Something that is becoming abundantly clear to me is that we as humans have been designed to operate in community. Whether it be at work, home, or play, deep within, we’re all seeking a sense of belonging to a community. Yet, in today’s world, a world where we’re connected via an abundance of technology, our experience of community seems to be getting worse than better.
This recently has come to light as I spend the majority of my time facilitating advisory boards, life groups, and work extensively with leadership teams. An observation I’ve been discussing with some of the folks is “Why do our members come?” Is it me as a coach/facilitator (or other leader) or is it the experience of the group that they’re primarily showing up? It doesn’t take long to figure out that, while the group loves me (and maybe you), it’s really the experience of community in the group that keeps them coming back.
I was reflecting on this yesterday while driving to church. We have a very gifted pastor leading our congregation which has drawn many folks to our church. What I was specifically reflecting on was the fact that our family generally on Sunday mornings arrives right at the start of service and exits promptly after service. Thus, there really is a minimal experience of community when doing so. For us, we’re involved in life groups and ministries within the church, which is more so where we experience community. However, what if we weren’t? The majority of the people attending are doing exactly what we do, just showing up for the service which means they are not experiencing community among the body of our local church. This lack of community will eventually result in discontentment and their likely moving on to another church or, worse yet, leaving the church all together.
Are you running a corporate team and think this doesn’t apply to you? Don’t be so quick to judge. Employee surveys clearly relate that the number one thing employees want is to “feel that they’re apart of something bigger and their contributions matters.” Yes, the leader is important; however, only in the context of building the team which creates the experience.

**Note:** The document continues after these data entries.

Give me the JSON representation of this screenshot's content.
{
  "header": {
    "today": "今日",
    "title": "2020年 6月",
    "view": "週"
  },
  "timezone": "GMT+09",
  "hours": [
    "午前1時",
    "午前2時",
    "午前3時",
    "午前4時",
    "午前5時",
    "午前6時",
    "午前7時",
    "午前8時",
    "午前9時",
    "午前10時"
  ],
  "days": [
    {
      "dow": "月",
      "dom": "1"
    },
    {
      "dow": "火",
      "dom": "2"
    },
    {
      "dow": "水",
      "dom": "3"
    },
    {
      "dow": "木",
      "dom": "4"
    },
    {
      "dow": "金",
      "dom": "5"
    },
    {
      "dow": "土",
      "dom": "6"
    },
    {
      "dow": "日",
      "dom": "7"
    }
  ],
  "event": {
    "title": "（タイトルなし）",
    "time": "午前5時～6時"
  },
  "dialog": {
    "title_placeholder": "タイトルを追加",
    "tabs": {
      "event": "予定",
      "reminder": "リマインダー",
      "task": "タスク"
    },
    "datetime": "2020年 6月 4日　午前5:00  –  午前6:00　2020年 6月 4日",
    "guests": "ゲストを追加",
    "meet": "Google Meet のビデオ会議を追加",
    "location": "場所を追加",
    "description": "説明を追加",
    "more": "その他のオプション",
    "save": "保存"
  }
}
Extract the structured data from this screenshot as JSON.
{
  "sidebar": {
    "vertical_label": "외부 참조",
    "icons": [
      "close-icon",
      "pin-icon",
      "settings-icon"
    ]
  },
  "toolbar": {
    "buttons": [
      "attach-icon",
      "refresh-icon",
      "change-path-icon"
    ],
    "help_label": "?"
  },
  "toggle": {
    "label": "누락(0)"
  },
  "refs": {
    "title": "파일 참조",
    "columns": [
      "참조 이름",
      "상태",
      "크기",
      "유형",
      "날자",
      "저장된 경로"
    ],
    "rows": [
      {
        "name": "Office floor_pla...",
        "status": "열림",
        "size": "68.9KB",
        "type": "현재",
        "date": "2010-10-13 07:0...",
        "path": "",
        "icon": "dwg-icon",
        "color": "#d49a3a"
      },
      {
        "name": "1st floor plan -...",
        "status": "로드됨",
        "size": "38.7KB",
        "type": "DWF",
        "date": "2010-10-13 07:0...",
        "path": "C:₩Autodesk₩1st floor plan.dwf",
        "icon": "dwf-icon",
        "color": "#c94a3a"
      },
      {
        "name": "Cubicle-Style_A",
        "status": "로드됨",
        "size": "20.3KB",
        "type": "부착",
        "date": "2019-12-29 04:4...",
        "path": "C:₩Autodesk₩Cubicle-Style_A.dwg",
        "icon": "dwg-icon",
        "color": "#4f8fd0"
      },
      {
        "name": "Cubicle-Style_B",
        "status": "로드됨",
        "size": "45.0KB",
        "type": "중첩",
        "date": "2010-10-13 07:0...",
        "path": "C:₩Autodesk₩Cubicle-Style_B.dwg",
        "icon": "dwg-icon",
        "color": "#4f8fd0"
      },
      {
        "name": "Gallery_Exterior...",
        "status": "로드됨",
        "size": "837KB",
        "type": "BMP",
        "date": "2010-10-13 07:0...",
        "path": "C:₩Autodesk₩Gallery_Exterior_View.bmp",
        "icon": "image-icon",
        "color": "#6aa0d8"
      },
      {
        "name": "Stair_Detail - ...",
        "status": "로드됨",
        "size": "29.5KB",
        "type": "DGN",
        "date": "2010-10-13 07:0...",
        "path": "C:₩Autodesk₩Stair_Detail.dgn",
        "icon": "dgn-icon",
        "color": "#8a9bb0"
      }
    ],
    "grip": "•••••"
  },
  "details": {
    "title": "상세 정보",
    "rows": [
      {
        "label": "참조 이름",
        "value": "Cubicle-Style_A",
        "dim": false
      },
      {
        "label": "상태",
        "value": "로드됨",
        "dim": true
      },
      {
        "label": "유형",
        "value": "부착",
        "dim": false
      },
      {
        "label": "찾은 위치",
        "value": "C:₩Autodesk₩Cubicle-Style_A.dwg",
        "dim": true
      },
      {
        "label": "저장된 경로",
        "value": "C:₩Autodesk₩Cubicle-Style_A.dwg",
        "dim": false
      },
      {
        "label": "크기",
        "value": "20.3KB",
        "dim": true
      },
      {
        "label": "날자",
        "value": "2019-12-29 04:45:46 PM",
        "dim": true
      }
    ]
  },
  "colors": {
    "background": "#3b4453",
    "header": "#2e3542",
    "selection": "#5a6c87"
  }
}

Much of what I’ve related likely isn’t surprising. That being said, what I’d like to do is encourage you to discuss this in your groups. What I am finding often is the leaders appreciate the need for community; however, the member don’t recognize their part in creating the experience.
One of the things we talk about in our High Performance Teams curriculum is responsibility. In teams that excel, each member of the team takes responsibility for the team. So, for example, if one person isn’t showing up, it’s no longer just the leader responsibility to address. On High Performance Teams, its the entire team responsibly to address. It generally looks like multiple members, if not all of the team, reaching about and saying, “Hey, Susan, we noticed you haven’t been making it to our meetings. Is everything ‘OK’? How can I help you?”
Seriously, stop and think of what this would look like. Most people expect the leader to reach out; however, what if multiple people on the team reach out? Clearly, this raises a sense of belonging and shows that others care. Vice versa, look at it through the lens of no one except the leader reaches out. Whether true or not, it sends the message that “we don’t care.” Make sense?
Again, I hope todays message has brought to mind the importance of community and prompts you to bring it to the table for discussion. I’d love to hear your experience and comments below.